Nominated for an Emmy as part of the sound team on the 2011 HBO series Game of Thrones from Ireland’s Ardmore Studios, Doyle has created sound on films like The Guard (2011), The Men Who Stare at Goats (2009) and Knocked Up (2007). She echoed Jack Foley’s philosophy that a character’s feelings have to be “transcended into the sound of footsteps.”
“The picture will tell you what is going on,” she said in an interview about Game of Thrones on The Irish Film and Television Network website, “but sound tells you how to feel about what is going on. It’s a subtle but very persuasive tool for the director.”
Doyle, who learned her craft from Andy Malcolm and his team at Footsteps Post-Production Sound Inc. in Ontario, praised the foley facilities at Ardmore, near Dublin in Bray, County Wicklow, which were purpose-built to accommodate sounds in scenes from wide-open plains to intimate interiors.
“The room is designed to record really minute, detailed sounds – skin touches, and very subtle stuff as well as explosions and big stuff like that – we can do the full range.”
Doyle was an assistant film editor before she became a foley artist, and she said the only way to learn how to do it is on the job working with an experienced foley practitioner, almost like a medieval craft passed down through generations.

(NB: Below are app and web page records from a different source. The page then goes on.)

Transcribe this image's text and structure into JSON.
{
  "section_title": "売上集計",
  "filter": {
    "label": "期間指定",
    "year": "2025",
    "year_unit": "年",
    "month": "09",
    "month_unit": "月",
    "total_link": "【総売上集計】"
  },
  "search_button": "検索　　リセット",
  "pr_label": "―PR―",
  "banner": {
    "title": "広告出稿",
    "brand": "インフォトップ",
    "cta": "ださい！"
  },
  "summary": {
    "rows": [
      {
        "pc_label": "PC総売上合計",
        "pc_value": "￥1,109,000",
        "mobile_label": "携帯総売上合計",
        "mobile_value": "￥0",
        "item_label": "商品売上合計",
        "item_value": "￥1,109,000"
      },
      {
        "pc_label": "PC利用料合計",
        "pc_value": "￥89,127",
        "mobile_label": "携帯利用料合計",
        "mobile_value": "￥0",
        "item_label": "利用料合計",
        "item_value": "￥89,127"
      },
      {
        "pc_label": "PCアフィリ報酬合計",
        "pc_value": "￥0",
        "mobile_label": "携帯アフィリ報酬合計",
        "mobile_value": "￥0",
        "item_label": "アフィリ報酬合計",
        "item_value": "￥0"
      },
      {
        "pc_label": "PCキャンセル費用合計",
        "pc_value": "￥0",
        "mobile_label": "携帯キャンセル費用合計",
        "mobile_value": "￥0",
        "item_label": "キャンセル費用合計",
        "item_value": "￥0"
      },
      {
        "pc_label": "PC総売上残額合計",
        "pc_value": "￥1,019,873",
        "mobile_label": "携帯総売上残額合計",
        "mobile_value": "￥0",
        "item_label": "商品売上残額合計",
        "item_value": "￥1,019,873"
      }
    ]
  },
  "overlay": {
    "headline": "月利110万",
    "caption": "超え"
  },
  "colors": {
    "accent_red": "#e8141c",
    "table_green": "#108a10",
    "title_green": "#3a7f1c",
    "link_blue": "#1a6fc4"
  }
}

Every foley artist becomes a garbage-picker, constantly on the lookout for stray objects that might produce just the perfect sound for a character or scene, and a foley prop room looks like a junkyard. Foley artists all have their own “bag of tricks,” filled with their favorite noisemakers. Doyle said her constant companion is a piece of chamois cloth, the kind you use to wash your car.
“We’ve delivered babies, amputated legs, heads and all sorts with the chamois. It is also good for cooking and even wet fish. I would say that we have used it once on every film I have ever worked on.”
As she told Film Ireland, technology has given foley editors great flexibility to manipulate sound effects, but foley is still done “in the same way it has been performed since the 1930s when Jack Foley first did it: we stand in front of the microphone and watch the screen and do it when the actor does it.”
Foley’s work, his meticulous synchronization of sound to action and emotion, has seeped into our communal consciousness, and those made-up sounds can be as real to us as physical objects. When actor Ewan McGregor first picked up a Jedi weapon on the Star Wars set, he couldn’t stop himself from making vocal sounds as he waved it about – the same sounds made by a foley artist in the earlier films in the series that McGregor had internalized as a boy. Director Lucas approached him, “Ewan, don’t worry about making that sound, we have enough money to create it in post-production.”
Now, that’s a story Jack would have loved.
The art of foley presented live:
Links to more information:
In addition to Vanessa Theme Ament’s book, The Foley Grail: The Art of Performing Sound for Film, Games and Animation (Burlington, MA and Oxford, UK: Focal Press, 2009), another good source on foley is David Lewis Yewdall, Practical Art of Motion Picture Sound, (Waltham, MA and Oxford, UK: Focal Press, 2011).